Manhattan Specials in Brooklyn
My Italian-American boyfriend and his Brooklyn family seemed to have an aversion to that final vowel sound that gave the Italian language its operatic cadence. Around their table, mozzarella became mozzarell’, prosciutto became prosciutt’ and ricotta became ricott’.
As the son of an Italian immigrant to the United States, I strained to accept this lexical reimagining. How could you take the names of such well-known foods and just chop off those syllables? My boyfriend explained that their disavowal of the vowels I so heavily associated with the end of Italian sentences was actually a central element of Italian American-ess—a way of taking Italian culture and making it theirs, equal parts Italian and equal parts American.

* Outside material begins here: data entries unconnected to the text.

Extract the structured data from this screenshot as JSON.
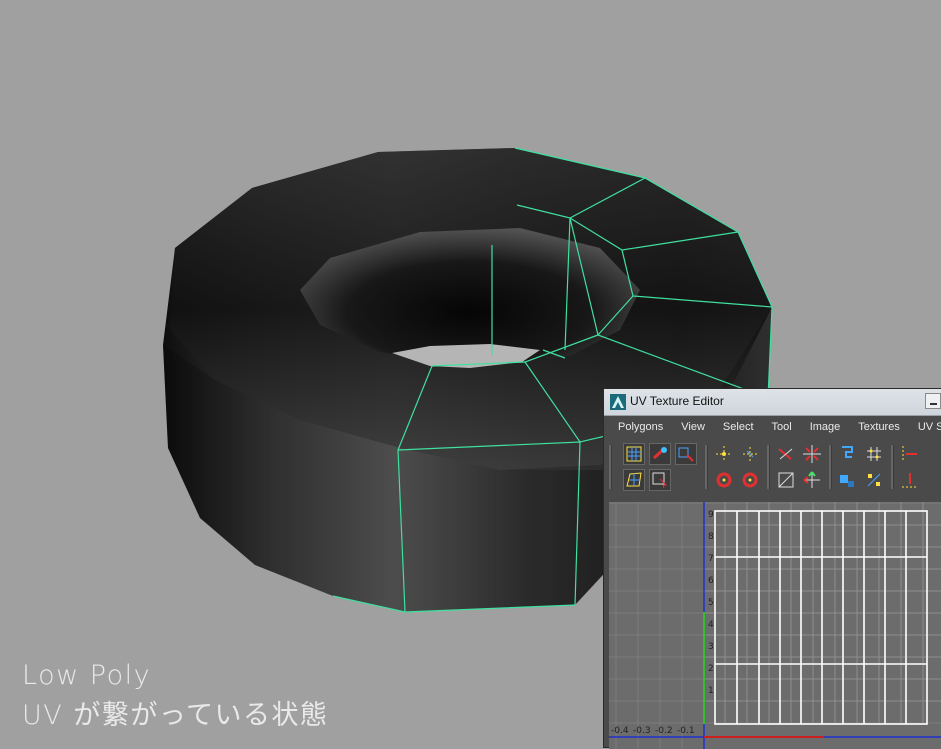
{
  "caption": {
    "line1": "Low Poly",
    "line2": "UV が繋がっている状態"
  },
  "uv_editor": {
    "title": "UV Texture Editor",
    "menu": [
      "Polygons",
      "View",
      "Select",
      "Tool",
      "Image",
      "Textures",
      "UV Sets"
    ],
    "axis": {
      "v_labels": [
        "9",
        "8",
        "7",
        "6",
        "5",
        "4",
        "3",
        "2",
        "1"
      ],
      "u_labels": [
        "-0.4",
        "-0.3",
        "-0.2",
        "-0.1"
      ]
    },
    "colors": {
      "wire": "#3fe0a0",
      "uv_shell": "#ffffff",
      "v_axis": "#2030d0",
      "u_axis_red": "#cc2020"
    }
  }
}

Over eggplant parmesan heroes and arancini at Ferdinando’s Focacceria, a Brooklyn mainstay for the local Italian-American population, we exchanged heritage narratives. I told him about my dad’s arrival from Sardinia in the early 90s. He described how his great grandparents met on a farm in Brooklyn after traveling across the ocean in the early 20th century.

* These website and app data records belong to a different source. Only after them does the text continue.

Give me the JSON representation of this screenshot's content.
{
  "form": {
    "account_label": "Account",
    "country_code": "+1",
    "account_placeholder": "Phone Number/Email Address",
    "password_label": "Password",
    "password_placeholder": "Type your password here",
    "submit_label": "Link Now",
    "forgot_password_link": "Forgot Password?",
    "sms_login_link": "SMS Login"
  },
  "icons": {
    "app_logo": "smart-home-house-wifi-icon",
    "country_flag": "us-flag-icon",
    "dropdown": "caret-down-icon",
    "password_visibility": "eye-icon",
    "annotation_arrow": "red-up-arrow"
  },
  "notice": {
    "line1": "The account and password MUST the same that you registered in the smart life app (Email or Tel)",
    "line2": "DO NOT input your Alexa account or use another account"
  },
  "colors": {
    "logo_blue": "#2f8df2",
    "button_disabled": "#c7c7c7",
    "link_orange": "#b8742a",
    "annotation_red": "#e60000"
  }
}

With a stomach full of Sicilian-American specialties, I flagged down the waiter and asked for my usual post-lunch espresso. Instead, my boyfriend interjected and ordered us two Manhattan Specials. I watched as the waiter returned with two cups I had watched him fill at the soda fountain. The bubbly brown drink looked like something closer to a Coke. I opened my mouth to protest.
Try it, the waiter urged. He told us it was a recipe from 1895, and claimed they were the only restaurant in New York to serve it from the fountain. The Manhattan Special is espresso mixed with seltzer water—an Italian-American specialty.

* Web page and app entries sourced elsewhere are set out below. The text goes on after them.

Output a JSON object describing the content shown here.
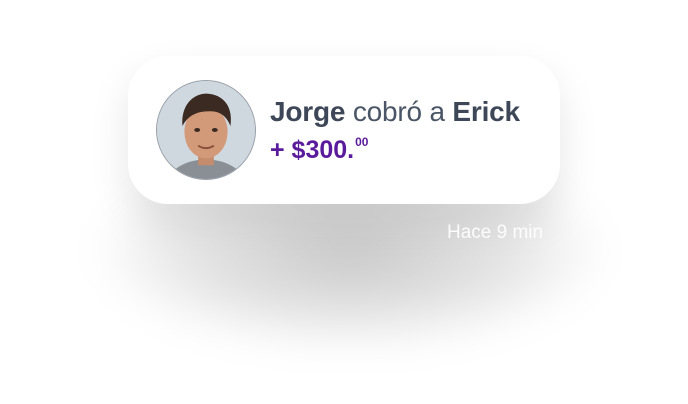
{
  "notification": {
    "sender": "Jorge",
    "verb": " cobró a ",
    "recipient": "Erick",
    "amount_main": "+ $300.",
    "amount_cents": "00",
    "time_ago": "Hace 9 min"
  },
  "colors": {
    "amount": "#5a1a9c",
    "text": "#4a5566"
  },
  "icons": {
    "avatar": "person-avatar-photo"
  }
}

The marriage of the bitter espresso with a syrupy taste and bubbly fizz was unorthodox, but playful. The seltzer water provided something distinctly new, something distinctly New York. I laughed, picturing my family across the Atlantic pouring their tiny cups of espresso into large plastic glasses of seltzer. My boyfriend tilted his cup towards me. Salut, I offered. Salut, he responded and downed the rest of his drink.